* **WHAT IS EXPECTED**
Copy each line below that has "icon".

Dataset rows describing interfaces:
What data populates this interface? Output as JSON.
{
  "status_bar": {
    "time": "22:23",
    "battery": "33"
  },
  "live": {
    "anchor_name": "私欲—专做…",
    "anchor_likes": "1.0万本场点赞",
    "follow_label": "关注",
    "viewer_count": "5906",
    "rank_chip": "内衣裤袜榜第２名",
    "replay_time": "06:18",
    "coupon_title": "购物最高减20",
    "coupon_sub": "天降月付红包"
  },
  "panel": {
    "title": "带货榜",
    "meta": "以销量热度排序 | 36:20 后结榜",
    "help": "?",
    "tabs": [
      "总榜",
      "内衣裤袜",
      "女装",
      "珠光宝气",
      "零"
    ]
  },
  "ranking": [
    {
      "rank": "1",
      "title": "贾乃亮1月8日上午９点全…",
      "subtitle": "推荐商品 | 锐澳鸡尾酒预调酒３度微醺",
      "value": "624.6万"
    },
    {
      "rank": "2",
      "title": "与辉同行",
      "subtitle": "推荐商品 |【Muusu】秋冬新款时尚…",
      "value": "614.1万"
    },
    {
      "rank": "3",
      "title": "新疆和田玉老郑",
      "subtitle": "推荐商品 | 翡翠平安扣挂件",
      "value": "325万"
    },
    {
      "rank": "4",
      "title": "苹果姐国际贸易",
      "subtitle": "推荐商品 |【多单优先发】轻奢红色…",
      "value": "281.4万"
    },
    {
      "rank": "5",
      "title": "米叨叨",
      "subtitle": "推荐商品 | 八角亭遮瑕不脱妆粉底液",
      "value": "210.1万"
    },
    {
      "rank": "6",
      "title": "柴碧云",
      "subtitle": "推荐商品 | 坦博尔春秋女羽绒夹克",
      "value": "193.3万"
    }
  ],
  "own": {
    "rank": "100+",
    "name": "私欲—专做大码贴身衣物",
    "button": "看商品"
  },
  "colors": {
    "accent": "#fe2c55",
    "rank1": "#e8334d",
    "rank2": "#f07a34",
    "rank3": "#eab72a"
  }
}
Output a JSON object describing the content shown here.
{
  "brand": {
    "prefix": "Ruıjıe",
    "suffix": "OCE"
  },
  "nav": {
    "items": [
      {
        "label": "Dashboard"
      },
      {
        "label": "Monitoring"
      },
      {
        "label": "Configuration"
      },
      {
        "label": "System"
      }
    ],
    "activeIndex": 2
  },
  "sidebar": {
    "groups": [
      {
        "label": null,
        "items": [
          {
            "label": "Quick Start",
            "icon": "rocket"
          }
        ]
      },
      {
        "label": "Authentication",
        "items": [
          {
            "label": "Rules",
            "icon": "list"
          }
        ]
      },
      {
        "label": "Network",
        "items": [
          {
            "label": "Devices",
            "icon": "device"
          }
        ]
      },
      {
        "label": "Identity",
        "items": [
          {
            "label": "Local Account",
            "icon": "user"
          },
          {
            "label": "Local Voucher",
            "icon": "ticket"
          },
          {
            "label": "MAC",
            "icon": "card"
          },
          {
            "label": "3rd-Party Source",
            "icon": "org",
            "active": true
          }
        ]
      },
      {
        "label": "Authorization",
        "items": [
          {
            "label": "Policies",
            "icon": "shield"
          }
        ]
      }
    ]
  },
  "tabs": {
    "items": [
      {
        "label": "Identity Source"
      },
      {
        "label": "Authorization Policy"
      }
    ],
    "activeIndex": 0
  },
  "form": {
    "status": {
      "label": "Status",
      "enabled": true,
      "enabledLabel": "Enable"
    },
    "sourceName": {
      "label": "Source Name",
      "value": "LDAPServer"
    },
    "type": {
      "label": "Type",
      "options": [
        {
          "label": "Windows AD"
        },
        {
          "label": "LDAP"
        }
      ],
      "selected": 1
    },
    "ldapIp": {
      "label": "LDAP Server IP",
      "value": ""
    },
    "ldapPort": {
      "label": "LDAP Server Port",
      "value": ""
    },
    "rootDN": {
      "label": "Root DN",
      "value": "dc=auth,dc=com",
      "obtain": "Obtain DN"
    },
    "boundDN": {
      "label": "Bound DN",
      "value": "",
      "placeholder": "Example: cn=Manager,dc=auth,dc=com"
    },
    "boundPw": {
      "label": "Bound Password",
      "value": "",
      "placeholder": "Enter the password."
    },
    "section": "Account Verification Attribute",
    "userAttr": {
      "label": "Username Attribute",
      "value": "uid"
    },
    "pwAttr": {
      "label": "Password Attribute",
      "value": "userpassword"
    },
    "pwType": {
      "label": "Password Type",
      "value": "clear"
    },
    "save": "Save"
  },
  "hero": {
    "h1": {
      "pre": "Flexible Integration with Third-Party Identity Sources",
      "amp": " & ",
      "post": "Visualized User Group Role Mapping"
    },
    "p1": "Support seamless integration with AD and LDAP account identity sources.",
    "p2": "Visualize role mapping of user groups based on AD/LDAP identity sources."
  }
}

* **SOLUTION TO THE PROBLEM**
            "icon": "rocket"
            "icon": "list"
            "icon": "device"
            "icon": "user"
            "icon": "ticket"
            "icon": "card"
            "icon": "org",
            "icon": "shield"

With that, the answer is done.